* **Source material**
+-------+

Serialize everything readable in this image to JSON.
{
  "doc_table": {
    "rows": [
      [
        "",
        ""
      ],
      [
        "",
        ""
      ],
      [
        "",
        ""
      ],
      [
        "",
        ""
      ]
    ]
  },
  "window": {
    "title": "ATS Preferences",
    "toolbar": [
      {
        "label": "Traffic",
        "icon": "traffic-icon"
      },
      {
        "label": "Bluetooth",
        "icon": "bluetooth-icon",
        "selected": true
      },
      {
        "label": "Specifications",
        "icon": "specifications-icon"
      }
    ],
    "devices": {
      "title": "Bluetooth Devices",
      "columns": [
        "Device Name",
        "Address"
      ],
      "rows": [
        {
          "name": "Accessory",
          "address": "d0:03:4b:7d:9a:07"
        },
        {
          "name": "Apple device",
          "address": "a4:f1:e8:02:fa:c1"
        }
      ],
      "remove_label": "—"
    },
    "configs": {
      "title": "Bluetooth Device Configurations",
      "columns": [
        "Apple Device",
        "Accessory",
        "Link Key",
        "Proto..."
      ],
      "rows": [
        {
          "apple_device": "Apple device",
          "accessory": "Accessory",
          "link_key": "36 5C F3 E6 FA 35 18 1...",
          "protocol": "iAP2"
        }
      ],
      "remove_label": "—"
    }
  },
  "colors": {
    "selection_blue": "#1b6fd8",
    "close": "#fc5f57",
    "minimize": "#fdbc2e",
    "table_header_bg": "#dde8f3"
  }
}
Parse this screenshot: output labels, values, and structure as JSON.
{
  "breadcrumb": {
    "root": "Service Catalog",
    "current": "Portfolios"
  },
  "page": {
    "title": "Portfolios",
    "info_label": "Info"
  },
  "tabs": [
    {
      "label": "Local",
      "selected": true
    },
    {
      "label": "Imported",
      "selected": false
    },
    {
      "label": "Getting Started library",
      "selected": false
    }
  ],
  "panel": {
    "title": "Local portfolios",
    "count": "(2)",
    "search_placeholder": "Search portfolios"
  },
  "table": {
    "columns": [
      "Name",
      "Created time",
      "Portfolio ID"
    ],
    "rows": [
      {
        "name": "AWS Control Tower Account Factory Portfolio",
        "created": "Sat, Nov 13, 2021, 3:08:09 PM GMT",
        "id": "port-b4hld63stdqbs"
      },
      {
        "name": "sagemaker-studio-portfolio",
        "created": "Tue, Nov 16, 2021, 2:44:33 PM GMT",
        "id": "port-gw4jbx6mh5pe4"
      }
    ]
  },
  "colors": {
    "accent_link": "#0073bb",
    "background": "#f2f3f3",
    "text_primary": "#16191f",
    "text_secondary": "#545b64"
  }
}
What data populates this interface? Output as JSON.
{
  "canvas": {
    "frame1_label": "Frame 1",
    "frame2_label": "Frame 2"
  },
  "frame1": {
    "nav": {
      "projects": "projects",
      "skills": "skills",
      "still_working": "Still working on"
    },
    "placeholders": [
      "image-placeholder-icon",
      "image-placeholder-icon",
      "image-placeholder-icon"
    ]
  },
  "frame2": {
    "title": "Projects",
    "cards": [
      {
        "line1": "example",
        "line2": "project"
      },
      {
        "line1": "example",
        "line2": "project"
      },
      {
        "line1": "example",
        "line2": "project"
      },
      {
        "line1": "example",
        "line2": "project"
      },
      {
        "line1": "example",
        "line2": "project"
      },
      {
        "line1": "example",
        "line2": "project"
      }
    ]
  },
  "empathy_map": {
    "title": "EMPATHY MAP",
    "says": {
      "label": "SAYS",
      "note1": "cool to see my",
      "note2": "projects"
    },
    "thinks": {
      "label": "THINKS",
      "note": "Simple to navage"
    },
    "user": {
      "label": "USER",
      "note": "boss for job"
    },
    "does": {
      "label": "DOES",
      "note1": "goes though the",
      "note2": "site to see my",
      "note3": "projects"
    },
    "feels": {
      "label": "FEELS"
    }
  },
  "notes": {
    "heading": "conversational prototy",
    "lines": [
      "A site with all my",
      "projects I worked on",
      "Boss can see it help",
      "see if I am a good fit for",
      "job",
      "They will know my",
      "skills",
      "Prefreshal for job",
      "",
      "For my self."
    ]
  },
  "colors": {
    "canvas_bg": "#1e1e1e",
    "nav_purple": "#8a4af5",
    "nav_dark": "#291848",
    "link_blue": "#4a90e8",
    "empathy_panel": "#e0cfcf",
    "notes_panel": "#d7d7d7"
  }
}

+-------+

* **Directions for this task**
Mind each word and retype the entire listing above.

* **Solved exercise**
Serialize everything readable in this image to JSON.
{
  "doc_table": {
    "rows": [
      [
        "",
        ""
      ],
      [
        "",
        ""
      ],
      [
        "",
        ""
      ],
      [
        "",
        ""
      ]
    ]
  },
  "window": {
    "title": "ATS Preferences",
    "toolbar": [
      {
        "label": "Traffic",
        "icon": "traffic-icon"
      },
      {
        "label": "Bluetooth",
        "icon": "bluetooth-icon",
        "selected": true
      },
      {
        "label": "Specifications",
        "icon": "specifications-icon"
      }
    ],
    "devices": {
      "title": "Bluetooth Devices",
      "columns": [
        "Device Name",
        "Address"
      ],
      "rows": [
        {
          "name": "Accessory",
          "address": "d0:03:4b:7d:9a:07"
        },
        {
          "name": "Apple device",
          "address": "a4:f1:e8:02:fa:c1"
        }
      ],
      "remove_label": "—"
    },
    "configs": {
      "title": "Bluetooth Device Configurations",
      "columns": [
        "Apple Device",
        "Accessory",
        "Link Key",
        "Proto..."
      ],
      "rows": [
        {
          "apple_device": "Apple device",
          "accessory": "Accessory",
          "link_key": "36 5C F3 E6 FA 35 18 1...",
          "protocol": "iAP2"
        }
      ],
      "remove_label": "—"
    }
  },
  "colors": {
    "selection_blue": "#1b6fd8",
    "close": "#fc5f57",
    "minimize": "#fdbc2e",
    "table_header_bg": "#dde8f3"
  }
}
Parse this screenshot: output labels, values, and structure as JSON.
{
  "breadcrumb": {
    "root": "Service Catalog",
    "current": "Portfolios"
  },
  "page": {
    "title": "Portfolios",
    "info_label": "Info"
  },
  "tabs": [
    {
      "label": "Local",
      "selected": true
    },
    {
      "label": "Imported",
      "selected": false
    },
    {
      "label": "Getting Started library",
      "selected": false
    }
  ],
  "panel": {
    "title": "Local portfolios",
    "count": "(2)",
    "search_placeholder": "Search portfolios"
  },
  "table": {
    "columns": [
      "Name",
      "Created time",
      "Portfolio ID"
    ],
    "rows": [
      {
        "name": "AWS Control Tower Account Factory Portfolio",
        "created": "Sat, Nov 13, 2021, 3:08:09 PM GMT",
        "id": "port-b4hld63stdqbs"
      },
      {
        "name": "sagemaker-studio-portfolio",
        "created": "Tue, Nov 16, 2021, 2:44:33 PM GMT",
        "id": "port-gw4jbx6mh5pe4"
      }
    ]
  },
  "colors": {
    "accent_link": "#0073bb",
    "background": "#f2f3f3",
    "text_primary": "#16191f",
    "text_secondary": "#545b64"
  }
}
What data populates this interface? Output as JSON.
{
  "canvas": {
    "frame1_label": "Frame 1",
    "frame2_label": "Frame 2"
  },
  "frame1": {
    "nav": {
      "projects": "projects",
      "skills": "skills",
      "still_working": "Still working on"
    },
    "placeholders": [
      "image-placeholder-icon",
      "image-placeholder-icon",
      "image-placeholder-icon"
    ]
  },
  "frame2": {
    "title": "Projects",
    "cards": [
      {
        "line1": "example",
        "line2": "project"
      },
      {
        "line1": "example",
        "line2": "project"
      },
      {
        "line1": "example",
        "line2": "project"
      },
      {
        "line1": "example",
        "line2": "project"
      },
      {
        "line1": "example",
        "line2": "project"
      },
      {
        "line1": "example",
        "line2": "project"
      }
    ]
  },
  "empathy_map": {
    "title": "EMPATHY MAP",
    "says": {
      "label": "SAYS",
      "note1": "cool to see my",
      "note2": "projects"
    },
    "thinks": {
      "label": "THINKS",
      "note": "Simple to navage"
    },
    "user": {
      "label": "USER",
      "note": "boss for job"
    },
    "does": {
      "label": "DOES",
      "note1": "goes though the",
      "note2": "site to see my",
      "note3": "projects"
    },
    "feels": {
      "label": "FEELS"
    }
  },
  "notes": {
    "heading": "conversational prototy",
    "lines": [
      "A site with all my",
      "projects I worked on",
      "Boss can see it help",
      "see if I am a good fit for",
      "job",
      "They will know my",
      "skills",
      "Prefreshal for job",
      "",
      "For my self."
    ]
  },
  "colors": {
    "canvas_bg": "#1e1e1e",
    "nav_purple": "#8a4af5",
    "nav_dark": "#291848",
    "link_blue": "#4a90e8",
    "empathy_panel": "#e0cfcf",
    "notes_panel": "#d7d7d7"
  }
}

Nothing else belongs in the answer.